The proposed new sugar legislation, if provisions to establish import fees are retained, would contribute approximately $100 million to our balance of payments, on the assumption that the use of the fees for economic assistance under the Alliance for Progress will be tied to United States procurement.
The major problem of economic assistance as it affects our balance of payments at the present time is the question of financing the local costs of projects and programs. Largely because of this type of expenditure, AID officials had estimated that commitments of FY 1963 AID funds would result in expenditures abroad of $837 million, as opposed to $647 million resulting from FY 1962 commitments. These estimates are now being revised upwards.

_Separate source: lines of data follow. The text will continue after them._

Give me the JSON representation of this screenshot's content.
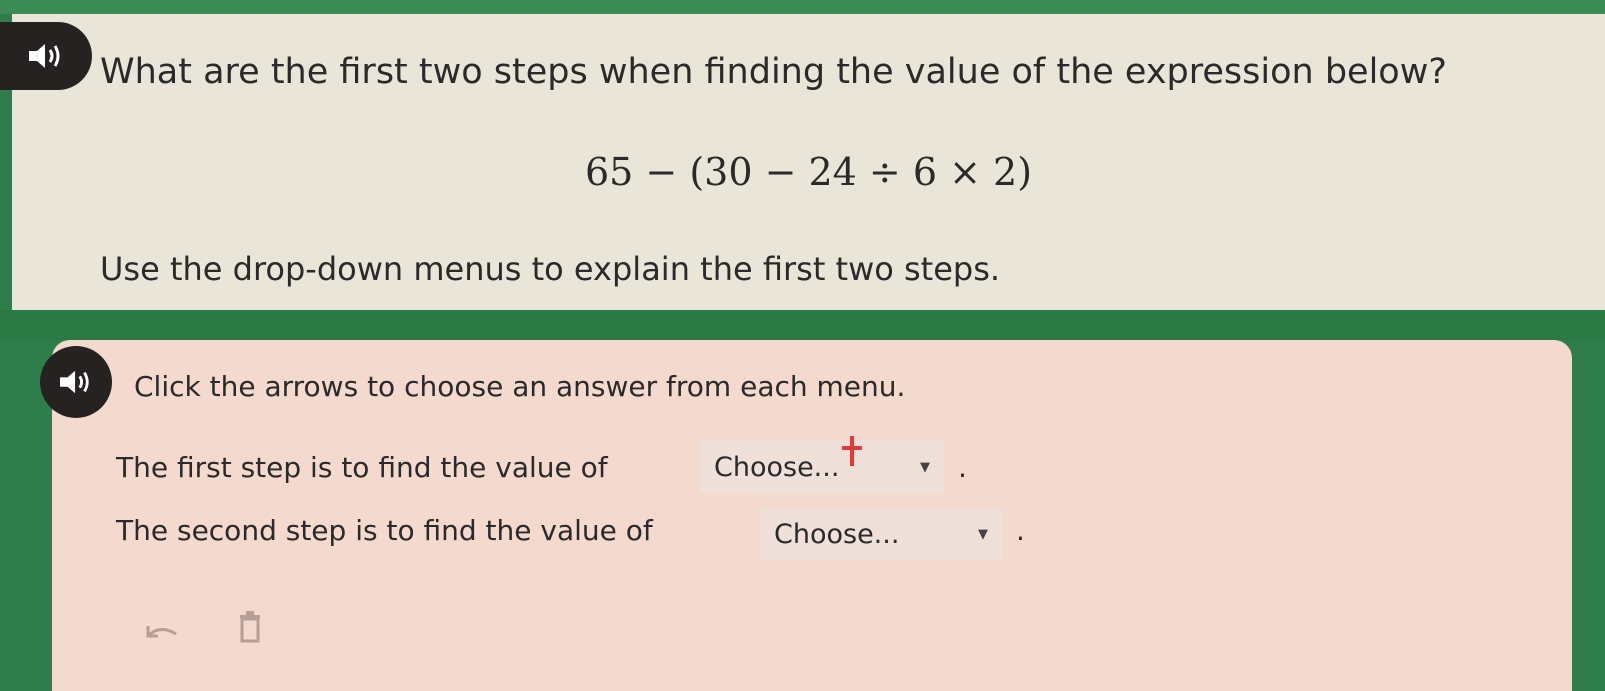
{
  "question": {
    "title": "What are the first two steps when finding the value of the expression below?",
    "expression": "65 − (30 − 24 ÷ 6 × 2)",
    "instruction": "Use the drop-down menus to explain the first two steps."
  },
  "answer": {
    "prompt": "Click the arrows to choose an answer from each menu.",
    "rows": [
      {
        "text": "The first step is to find the value of",
        "selected": "Choose...",
        "end": "."
      },
      {
        "text": "The second step is to find the value of",
        "selected": "Choose...",
        "end": "."
      }
    ]
  },
  "icons": {
    "question_audio": "speaker-icon",
    "answer_audio": "speaker-icon",
    "undo": "undo-icon",
    "reset": "trash-icon",
    "cursor": "red-cursor-icon"
  },
  "colors": {
    "background": "#2e7d4a",
    "question_panel": "#e9e6d9",
    "answer_panel": "#f4d9cf",
    "dropdown": "#efe0da",
    "cursor": "#e53935"
  }
}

Over-all foreign assistance expenditures resulting in an immediate cash outflow from the United States (reflecting also authorizations made before the change in procurement policies) were about $1.3 billion in calendar years 1960 and 1961. This total cannot be allowed to increase and must be reduced to about $1 billion if our foreign assistance operations are to bear their fair share of the burden involved in reaching a balance in our payments.

This is of particular importance in the Alliance for Progress, and may be an increasing problem in other areas, particularly in Africa. We have sought a number of ways to minimize the balance-of-payments effects of the local cost financing which AID undertakes. Among these have been the placing of the dollar funds in segregated accounts, to be used only to pay for United States goods and services, and the agreement reached with Nigeria that it would find other means of increasing imports from the United States by an amount at least as great as the United States financing of local costs. While the Nigerian example is interesting, it may not prove possible to implement it in the desired fashion. Segregated accounts may simply result in AID financing of United States exports which would have been made in any event. Senior policy officials of State and AID are currently cooperating with us in exploring other potential methods of minimizing the balance-of-payments impact of local cost financing. I will furnish you with a special report on the results of these studies in the next two weeks.

In summary, our position is considerably improved. But we cannot relax our efforts. Further vigilance and ingenuity in holding down expenditures, and further efforts to increase our receipts, are necessary.

Douglas Dillon
  1. Source: Kennedy Library, President’s Office Files, Treasury, 3/12/62. Confidential.
  2. The report was attached but is not printed. Dillon also sent the report to Secretary Rusk under cover of a March 15 memorandum, which called particular attention to paragraphs 7 and 10. Dillon added: “I am sure that Fowler Hamilton and the other appropriate officials of the Department of State will cooperate fully in developing promptly new methods of meeting the local cost financing problem.” (Department of State, Central Files, 811.10/3-1562)
  3. Regarding these arrangements, see Documents 40 ff.